**AIM OF THE EXERCISE:** Where does the string "youtube" appear in the records? Copy every line that contains it.

Start of MATERIAL FOR THIS EXERCISE

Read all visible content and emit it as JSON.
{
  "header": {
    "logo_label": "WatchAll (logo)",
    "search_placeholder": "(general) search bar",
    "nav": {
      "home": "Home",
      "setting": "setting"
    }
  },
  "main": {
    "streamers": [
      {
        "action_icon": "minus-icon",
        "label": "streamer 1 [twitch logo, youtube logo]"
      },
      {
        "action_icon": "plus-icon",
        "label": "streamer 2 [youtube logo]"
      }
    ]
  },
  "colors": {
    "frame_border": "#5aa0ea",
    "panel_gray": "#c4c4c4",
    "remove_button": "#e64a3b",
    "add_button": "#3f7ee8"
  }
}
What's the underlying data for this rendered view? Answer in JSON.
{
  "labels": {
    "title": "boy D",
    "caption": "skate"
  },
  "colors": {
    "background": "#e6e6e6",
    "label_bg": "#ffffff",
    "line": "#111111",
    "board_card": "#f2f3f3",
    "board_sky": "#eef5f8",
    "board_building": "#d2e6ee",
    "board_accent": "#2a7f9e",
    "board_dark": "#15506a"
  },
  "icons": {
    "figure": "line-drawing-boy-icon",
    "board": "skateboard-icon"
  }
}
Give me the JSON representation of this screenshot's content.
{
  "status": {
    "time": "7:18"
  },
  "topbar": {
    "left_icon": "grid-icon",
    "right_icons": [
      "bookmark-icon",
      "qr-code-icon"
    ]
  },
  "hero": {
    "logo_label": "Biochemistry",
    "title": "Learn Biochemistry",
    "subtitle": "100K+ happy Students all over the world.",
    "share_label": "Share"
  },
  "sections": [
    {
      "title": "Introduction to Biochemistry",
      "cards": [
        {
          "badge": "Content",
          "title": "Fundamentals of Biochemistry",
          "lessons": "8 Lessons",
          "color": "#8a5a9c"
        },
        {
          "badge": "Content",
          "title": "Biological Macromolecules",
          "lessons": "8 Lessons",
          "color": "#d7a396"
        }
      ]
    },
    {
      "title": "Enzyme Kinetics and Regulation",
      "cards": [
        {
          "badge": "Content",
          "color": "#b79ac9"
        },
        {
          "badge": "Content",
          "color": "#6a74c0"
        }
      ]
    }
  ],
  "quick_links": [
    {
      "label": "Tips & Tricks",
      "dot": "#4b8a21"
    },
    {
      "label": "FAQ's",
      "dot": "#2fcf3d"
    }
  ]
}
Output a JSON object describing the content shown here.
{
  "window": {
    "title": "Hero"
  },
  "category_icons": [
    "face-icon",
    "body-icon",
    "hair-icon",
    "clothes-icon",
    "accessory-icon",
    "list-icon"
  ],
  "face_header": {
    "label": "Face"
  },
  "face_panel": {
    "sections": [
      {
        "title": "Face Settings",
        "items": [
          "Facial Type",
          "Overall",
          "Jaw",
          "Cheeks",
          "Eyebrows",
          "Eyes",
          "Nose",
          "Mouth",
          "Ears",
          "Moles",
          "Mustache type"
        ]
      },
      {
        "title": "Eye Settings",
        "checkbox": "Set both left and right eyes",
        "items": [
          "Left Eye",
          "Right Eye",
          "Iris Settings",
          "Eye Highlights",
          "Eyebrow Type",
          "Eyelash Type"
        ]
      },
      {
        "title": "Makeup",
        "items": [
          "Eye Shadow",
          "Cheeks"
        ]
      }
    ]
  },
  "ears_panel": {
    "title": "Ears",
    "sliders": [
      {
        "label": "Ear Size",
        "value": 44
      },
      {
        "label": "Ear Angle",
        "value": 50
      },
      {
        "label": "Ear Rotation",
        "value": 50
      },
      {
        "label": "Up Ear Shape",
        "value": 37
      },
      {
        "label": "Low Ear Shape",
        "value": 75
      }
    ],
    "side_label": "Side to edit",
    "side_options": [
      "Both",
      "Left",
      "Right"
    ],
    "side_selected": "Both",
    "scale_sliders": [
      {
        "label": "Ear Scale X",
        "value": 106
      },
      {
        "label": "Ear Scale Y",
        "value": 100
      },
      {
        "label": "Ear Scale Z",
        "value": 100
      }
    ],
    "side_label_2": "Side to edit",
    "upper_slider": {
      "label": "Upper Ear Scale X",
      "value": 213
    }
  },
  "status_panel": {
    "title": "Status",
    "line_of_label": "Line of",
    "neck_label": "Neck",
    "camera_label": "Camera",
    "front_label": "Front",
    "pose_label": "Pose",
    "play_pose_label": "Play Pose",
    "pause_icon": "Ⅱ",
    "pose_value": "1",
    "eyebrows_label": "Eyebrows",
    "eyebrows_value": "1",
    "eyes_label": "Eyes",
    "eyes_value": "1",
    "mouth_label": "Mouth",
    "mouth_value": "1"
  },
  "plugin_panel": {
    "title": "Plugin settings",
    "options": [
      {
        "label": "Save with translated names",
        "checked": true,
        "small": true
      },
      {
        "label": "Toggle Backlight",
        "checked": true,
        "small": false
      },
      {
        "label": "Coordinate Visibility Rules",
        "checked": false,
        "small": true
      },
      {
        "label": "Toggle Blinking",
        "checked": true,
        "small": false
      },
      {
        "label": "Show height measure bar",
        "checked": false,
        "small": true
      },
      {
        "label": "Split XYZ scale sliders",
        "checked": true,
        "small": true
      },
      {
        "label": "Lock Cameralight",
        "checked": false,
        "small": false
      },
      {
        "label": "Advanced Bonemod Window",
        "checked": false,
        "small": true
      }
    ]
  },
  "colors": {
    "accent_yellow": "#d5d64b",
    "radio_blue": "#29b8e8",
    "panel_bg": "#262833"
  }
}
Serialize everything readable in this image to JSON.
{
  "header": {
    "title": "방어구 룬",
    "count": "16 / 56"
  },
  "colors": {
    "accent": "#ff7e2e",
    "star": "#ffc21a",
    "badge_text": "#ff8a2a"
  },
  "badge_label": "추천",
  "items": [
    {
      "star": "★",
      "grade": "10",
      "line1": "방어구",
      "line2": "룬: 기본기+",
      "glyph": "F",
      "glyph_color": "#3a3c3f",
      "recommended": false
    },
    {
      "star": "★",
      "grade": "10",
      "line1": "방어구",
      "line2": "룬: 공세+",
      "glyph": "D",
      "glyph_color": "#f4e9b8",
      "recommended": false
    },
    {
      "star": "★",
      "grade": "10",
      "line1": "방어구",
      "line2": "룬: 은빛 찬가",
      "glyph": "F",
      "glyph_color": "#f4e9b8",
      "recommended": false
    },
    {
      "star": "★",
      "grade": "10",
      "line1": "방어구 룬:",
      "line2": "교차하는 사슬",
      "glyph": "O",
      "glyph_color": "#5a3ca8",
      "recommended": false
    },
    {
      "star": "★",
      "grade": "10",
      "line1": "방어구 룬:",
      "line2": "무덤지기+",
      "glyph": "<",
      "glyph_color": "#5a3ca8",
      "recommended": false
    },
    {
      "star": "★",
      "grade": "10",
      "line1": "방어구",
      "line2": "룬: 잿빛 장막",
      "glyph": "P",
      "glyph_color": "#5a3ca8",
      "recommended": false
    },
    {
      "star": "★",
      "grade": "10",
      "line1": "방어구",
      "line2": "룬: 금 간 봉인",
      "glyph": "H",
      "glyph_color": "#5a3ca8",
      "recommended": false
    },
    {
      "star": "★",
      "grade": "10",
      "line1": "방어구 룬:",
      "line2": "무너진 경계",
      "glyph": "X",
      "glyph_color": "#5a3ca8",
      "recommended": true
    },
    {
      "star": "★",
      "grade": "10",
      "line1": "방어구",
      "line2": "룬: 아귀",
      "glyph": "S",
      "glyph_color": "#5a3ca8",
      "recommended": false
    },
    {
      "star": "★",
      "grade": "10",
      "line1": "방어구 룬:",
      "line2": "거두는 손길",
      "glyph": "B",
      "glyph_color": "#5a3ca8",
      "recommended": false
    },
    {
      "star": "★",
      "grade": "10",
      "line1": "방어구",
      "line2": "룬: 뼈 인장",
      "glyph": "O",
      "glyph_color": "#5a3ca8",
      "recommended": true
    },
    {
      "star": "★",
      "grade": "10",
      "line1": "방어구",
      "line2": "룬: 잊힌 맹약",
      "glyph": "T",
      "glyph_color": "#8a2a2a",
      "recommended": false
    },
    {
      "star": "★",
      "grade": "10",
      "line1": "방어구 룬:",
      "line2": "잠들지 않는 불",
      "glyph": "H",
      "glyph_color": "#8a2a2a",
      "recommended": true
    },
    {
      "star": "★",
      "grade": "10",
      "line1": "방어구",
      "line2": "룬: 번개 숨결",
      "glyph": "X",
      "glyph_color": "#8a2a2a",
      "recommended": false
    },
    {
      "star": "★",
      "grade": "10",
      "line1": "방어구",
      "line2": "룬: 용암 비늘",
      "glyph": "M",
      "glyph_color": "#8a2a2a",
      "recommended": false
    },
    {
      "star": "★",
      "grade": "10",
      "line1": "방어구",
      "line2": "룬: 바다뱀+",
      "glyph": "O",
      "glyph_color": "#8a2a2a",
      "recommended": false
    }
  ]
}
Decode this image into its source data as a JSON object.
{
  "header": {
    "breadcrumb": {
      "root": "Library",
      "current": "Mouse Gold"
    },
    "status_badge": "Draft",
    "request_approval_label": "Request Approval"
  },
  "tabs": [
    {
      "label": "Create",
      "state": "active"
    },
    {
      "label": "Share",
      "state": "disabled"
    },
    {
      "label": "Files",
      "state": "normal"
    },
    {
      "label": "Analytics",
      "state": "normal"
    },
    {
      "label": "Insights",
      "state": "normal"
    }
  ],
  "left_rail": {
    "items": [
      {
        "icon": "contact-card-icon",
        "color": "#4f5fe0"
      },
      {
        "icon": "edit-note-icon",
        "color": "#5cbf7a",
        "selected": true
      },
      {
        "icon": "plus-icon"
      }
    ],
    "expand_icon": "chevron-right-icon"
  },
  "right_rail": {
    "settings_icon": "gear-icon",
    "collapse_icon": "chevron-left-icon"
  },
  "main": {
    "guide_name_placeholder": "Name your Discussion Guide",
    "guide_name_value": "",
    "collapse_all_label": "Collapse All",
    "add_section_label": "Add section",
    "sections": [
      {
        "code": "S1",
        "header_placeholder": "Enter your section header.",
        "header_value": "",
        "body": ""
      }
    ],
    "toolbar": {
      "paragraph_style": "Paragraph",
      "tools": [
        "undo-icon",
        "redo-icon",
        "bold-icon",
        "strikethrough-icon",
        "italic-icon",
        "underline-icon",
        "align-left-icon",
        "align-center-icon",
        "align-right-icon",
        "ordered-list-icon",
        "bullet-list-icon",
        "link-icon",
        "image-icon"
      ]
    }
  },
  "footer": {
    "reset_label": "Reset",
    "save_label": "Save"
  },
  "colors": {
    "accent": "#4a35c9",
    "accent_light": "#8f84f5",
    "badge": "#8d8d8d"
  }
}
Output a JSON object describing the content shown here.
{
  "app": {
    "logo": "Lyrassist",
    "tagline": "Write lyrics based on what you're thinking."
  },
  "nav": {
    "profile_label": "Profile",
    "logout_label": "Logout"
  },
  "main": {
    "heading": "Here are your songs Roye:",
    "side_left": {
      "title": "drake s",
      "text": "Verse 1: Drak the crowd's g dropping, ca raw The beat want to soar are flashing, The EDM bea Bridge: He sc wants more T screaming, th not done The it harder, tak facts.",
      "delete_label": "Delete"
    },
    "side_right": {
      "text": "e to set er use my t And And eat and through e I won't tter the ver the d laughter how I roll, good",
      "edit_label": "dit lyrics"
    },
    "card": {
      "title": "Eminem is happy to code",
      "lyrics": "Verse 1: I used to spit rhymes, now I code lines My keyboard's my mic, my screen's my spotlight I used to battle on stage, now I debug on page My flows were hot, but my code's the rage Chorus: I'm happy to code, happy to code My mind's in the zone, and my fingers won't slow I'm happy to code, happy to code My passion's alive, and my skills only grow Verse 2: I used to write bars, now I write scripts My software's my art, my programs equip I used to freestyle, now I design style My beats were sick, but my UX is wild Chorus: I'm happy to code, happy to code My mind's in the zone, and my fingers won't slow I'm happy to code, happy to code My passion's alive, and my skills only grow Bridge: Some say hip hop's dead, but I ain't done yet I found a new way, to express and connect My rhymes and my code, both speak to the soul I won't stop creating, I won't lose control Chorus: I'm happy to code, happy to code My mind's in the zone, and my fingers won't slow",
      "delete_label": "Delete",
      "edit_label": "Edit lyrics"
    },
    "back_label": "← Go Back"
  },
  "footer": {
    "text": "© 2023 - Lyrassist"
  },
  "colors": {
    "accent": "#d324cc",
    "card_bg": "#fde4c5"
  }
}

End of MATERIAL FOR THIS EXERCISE

**SOLUTION FOR THIS PROBLEM:**
        "label": "streamer 1 [twitch logo, youtube logo]"
        "label": "streamer 2 [youtube logo]"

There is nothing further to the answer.